[Dataset rows for apps and sites]
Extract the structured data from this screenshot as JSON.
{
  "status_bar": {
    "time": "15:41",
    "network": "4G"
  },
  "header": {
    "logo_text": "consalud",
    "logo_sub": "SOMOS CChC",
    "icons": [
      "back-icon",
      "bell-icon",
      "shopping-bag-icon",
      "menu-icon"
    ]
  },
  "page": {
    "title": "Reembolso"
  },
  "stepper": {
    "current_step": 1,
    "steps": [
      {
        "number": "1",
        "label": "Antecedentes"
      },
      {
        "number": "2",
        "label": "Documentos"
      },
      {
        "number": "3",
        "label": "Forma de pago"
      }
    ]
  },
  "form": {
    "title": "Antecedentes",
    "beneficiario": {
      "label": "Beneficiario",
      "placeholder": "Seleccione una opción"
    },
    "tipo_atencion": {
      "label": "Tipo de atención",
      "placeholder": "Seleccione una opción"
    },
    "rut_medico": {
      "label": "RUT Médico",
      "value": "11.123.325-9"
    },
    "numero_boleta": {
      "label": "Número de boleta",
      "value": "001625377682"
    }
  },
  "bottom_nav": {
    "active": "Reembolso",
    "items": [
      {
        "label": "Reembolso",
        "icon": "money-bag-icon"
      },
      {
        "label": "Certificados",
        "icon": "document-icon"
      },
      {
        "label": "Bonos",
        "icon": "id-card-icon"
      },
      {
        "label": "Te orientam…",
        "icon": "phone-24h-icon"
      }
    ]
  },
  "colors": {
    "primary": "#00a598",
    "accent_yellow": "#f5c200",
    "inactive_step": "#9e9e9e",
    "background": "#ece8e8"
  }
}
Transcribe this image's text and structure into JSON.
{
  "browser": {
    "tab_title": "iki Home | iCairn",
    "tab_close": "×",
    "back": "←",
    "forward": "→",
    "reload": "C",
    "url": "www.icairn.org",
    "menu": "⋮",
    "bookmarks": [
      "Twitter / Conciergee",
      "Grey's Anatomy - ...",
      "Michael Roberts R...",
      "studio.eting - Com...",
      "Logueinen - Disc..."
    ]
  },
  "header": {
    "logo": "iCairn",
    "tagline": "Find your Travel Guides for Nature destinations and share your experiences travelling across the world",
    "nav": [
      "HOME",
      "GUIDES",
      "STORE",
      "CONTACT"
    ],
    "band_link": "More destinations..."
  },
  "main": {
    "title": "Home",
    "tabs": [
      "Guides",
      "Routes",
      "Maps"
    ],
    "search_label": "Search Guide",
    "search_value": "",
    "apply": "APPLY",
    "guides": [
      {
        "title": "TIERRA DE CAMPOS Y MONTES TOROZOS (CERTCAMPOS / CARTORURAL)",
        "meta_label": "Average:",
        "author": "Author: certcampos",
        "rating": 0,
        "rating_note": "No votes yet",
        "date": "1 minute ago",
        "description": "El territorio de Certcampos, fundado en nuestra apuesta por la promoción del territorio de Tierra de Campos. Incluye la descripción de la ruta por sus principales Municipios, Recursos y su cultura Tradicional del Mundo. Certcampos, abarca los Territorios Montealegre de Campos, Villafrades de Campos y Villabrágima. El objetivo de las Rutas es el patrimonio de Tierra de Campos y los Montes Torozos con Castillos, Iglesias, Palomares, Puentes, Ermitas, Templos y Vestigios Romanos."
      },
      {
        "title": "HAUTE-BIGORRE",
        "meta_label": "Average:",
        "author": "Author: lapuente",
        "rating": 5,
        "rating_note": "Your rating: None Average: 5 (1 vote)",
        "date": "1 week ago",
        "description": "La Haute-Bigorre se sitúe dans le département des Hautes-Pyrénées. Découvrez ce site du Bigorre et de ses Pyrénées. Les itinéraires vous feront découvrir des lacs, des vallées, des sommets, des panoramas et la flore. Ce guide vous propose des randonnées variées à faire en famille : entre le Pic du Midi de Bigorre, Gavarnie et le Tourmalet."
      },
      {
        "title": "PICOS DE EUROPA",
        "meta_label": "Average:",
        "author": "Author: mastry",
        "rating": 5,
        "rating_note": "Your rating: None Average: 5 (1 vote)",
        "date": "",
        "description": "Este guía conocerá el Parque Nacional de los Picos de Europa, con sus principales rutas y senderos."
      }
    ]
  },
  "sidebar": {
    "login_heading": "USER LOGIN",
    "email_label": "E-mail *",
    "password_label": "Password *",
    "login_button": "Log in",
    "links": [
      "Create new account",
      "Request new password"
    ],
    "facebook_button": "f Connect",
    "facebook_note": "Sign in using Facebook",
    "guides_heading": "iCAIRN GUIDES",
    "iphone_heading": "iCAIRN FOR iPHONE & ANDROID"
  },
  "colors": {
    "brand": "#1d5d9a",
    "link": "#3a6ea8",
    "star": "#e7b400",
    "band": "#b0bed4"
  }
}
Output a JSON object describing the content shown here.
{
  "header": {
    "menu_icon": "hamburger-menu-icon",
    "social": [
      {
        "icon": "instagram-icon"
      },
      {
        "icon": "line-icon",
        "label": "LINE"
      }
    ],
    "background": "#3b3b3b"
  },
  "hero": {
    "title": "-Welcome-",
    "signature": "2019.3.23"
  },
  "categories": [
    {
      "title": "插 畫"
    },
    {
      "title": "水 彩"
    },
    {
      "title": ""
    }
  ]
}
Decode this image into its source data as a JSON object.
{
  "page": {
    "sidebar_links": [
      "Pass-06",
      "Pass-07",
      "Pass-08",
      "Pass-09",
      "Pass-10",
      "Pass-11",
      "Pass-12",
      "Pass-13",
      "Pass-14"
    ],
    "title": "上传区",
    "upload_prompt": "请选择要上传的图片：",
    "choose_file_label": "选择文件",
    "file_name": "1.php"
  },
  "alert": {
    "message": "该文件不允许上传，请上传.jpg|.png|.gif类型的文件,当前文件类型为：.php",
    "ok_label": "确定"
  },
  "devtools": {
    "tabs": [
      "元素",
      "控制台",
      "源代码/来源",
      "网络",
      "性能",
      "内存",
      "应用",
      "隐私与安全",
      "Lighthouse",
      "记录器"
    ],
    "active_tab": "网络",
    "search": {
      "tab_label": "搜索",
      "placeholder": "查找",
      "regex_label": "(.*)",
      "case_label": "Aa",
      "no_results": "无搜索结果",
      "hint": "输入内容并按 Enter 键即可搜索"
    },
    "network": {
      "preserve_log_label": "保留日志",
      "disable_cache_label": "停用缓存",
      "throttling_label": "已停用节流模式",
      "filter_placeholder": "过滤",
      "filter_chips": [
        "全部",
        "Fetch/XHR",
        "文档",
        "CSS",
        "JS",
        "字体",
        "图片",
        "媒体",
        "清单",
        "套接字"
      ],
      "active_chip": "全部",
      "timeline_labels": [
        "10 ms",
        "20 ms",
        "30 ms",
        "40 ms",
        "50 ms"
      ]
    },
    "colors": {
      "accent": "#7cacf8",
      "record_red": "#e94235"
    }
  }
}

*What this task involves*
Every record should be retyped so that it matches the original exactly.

*Response below*
Extract the structured data from this screenshot as JSON.
{
  "status_bar": {
    "time": "15:41",
    "network": "4G"
  },
  "header": {
    "logo_text": "consalud",
    "logo_sub": "SOMOS CChC",
    "icons": [
      "back-icon",
      "bell-icon",
      "shopping-bag-icon",
      "menu-icon"
    ]
  },
  "page": {
    "title": "Reembolso"
  },
  "stepper": {
    "current_step": 1,
    "steps": [
      {
        "number": "1",
        "label": "Antecedentes"
      },
      {
        "number": "2",
        "label": "Documentos"
      },
      {
        "number": "3",
        "label": "Forma de pago"
      }
    ]
  },
  "form": {
    "title": "Antecedentes",
    "beneficiario": {
      "label": "Beneficiario",
      "placeholder": "Seleccione una opción"
    },
    "tipo_atencion": {
      "label": "Tipo de atención",
      "placeholder": "Seleccione una opción"
    },
    "rut_medico": {
      "label": "RUT Médico",
      "value": "11.123.325-9"
    },
    "numero_boleta": {
      "label": "Número de boleta",
      "value": "001625377682"
    }
  },
  "bottom_nav": {
    "active": "Reembolso",
    "items": [
      {
        "label": "Reembolso",
        "icon": "money-bag-icon"
      },
      {
        "label": "Certificados",
        "icon": "document-icon"
      },
      {
        "label": "Bonos",
        "icon": "id-card-icon"
      },
      {
        "label": "Te orientam…",
        "icon": "phone-24h-icon"
      }
    ]
  },
  "colors": {
    "primary": "#00a598",
    "accent_yellow": "#f5c200",
    "inactive_step": "#9e9e9e",
    "background": "#ece8e8"
  }
}
Transcribe this image's text and structure into JSON.
{
  "browser": {
    "tab_title": "iki Home | iCairn",
    "tab_close": "×",
    "back": "←",
    "forward": "→",
    "reload": "C",
    "url": "www.icairn.org",
    "menu": "⋮",
    "bookmarks": [
      "Twitter / Conciergee",
      "Grey's Anatomy - ...",
      "Michael Roberts R...",
      "studio.eting - Com...",
      "Logueinen - Disc..."
    ]
  },
  "header": {
    "logo": "iCairn",
    "tagline": "Find your Travel Guides for Nature destinations and share your experiences travelling across the world",
    "nav": [
      "HOME",
      "GUIDES",
      "STORE",
      "CONTACT"
    ],
    "band_link": "More destinations..."
  },
  "main": {
    "title": "Home",
    "tabs": [
      "Guides",
      "Routes",
      "Maps"
    ],
    "search_label": "Search Guide",
    "search_value": "",
    "apply": "APPLY",
    "guides": [
      {
        "title": "TIERRA DE CAMPOS Y MONTES TOROZOS (CERTCAMPOS / CARTORURAL)",
        "meta_label": "Average:",
        "author": "Author: certcampos",
        "rating": 0,
        "rating_note": "No votes yet",
        "date": "1 minute ago",
        "description": "El territorio de Certcampos, fundado en nuestra apuesta por la promoción del territorio de Tierra de Campos. Incluye la descripción de la ruta por sus principales Municipios, Recursos y su cultura Tradicional del Mundo. Certcampos, abarca los Territorios Montealegre de Campos, Villafrades de Campos y Villabrágima. El objetivo de las Rutas es el patrimonio de Tierra de Campos y los Montes Torozos con Castillos, Iglesias, Palomares, Puentes, Ermitas, Templos y Vestigios Romanos."
      },
      {
        "title": "HAUTE-BIGORRE",
        "meta_label": "Average:",
        "author": "Author: lapuente",
        "rating": 5,
        "rating_note": "Your rating: None Average: 5 (1 vote)",
        "date": "1 week ago",
        "description": "La Haute-Bigorre se sitúe dans le département des Hautes-Pyrénées. Découvrez ce site du Bigorre et de ses Pyrénées. Les itinéraires vous feront découvrir des lacs, des vallées, des sommets, des panoramas et la flore. Ce guide vous propose des randonnées variées à faire en famille : entre le Pic du Midi de Bigorre, Gavarnie et le Tourmalet."
      },
      {
        "title": "PICOS DE EUROPA",
        "meta_label": "Average:",
        "author": "Author: mastry",
        "rating": 5,
        "rating_note": "Your rating: None Average: 5 (1 vote)",
        "date": "",
        "description": "Este guía conocerá el Parque Nacional de los Picos de Europa, con sus principales rutas y senderos."
      }
    ]
  },
  "sidebar": {
    "login_heading": "USER LOGIN",
    "email_label": "E-mail *",
    "password_label": "Password *",
    "login_button": "Log in",
    "links": [
      "Create new account",
      "Request new password"
    ],
    "facebook_button": "f Connect",
    "facebook_note": "Sign in using Facebook",
    "guides_heading": "iCAIRN GUIDES",
    "iphone_heading": "iCAIRN FOR iPHONE & ANDROID"
  },
  "colors": {
    "brand": "#1d5d9a",
    "link": "#3a6ea8",
    "star": "#e7b400",
    "band": "#b0bed4"
  }
}
Output a JSON object describing the content shown here.
{
  "header": {
    "menu_icon": "hamburger-menu-icon",
    "social": [
      {
        "icon": "instagram-icon"
      },
      {
        "icon": "line-icon",
        "label": "LINE"
      }
    ],
    "background": "#3b3b3b"
  },
  "hero": {
    "title": "-Welcome-",
    "signature": "2019.3.23"
  },
  "categories": [
    {
      "title": "插 畫"
    },
    {
      "title": "水 彩"
    },
    {
      "title": ""
    }
  ]
}
Decode this image into its source data as a JSON object.
{
  "page": {
    "sidebar_links": [
      "Pass-06",
      "Pass-07",
      "Pass-08",
      "Pass-09",
      "Pass-10",
      "Pass-11",
      "Pass-12",
      "Pass-13",
      "Pass-14"
    ],
    "title": "上传区",
    "upload_prompt": "请选择要上传的图片：",
    "choose_file_label": "选择文件",
    "file_name": "1.php"
  },
  "alert": {
    "message": "该文件不允许上传，请上传.jpg|.png|.gif类型的文件,当前文件类型为：.php",
    "ok_label": "确定"
  },
  "devtools": {
    "tabs": [
      "元素",
      "控制台",
      "源代码/来源",
      "网络",
      "性能",
      "内存",
      "应用",
      "隐私与安全",
      "Lighthouse",
      "记录器"
    ],
    "active_tab": "网络",
    "search": {
      "tab_label": "搜索",
      "placeholder": "查找",
      "regex_label": "(.*)",
      "case_label": "Aa",
      "no_results": "无搜索结果",
      "hint": "输入内容并按 Enter 键即可搜索"
    },
    "network": {
      "preserve_log_label": "保留日志",
      "disable_cache_label": "停用缓存",
      "throttling_label": "已停用节流模式",
      "filter_placeholder": "过滤",
      "filter_chips": [
        "全部",
        "Fetch/XHR",
        "文档",
        "CSS",
        "JS",
        "字体",
        "图片",
        "媒体",
        "清单",
        "套接字"
      ],
      "active_chip": "全部",
      "timeline_labels": [
        "10 ms",
        "20 ms",
        "30 ms",
        "40 ms",
        "50 ms"
      ]
    },
    "colors": {
      "accent": "#7cacf8",
      "record_red": "#e94235"
    }
  }
}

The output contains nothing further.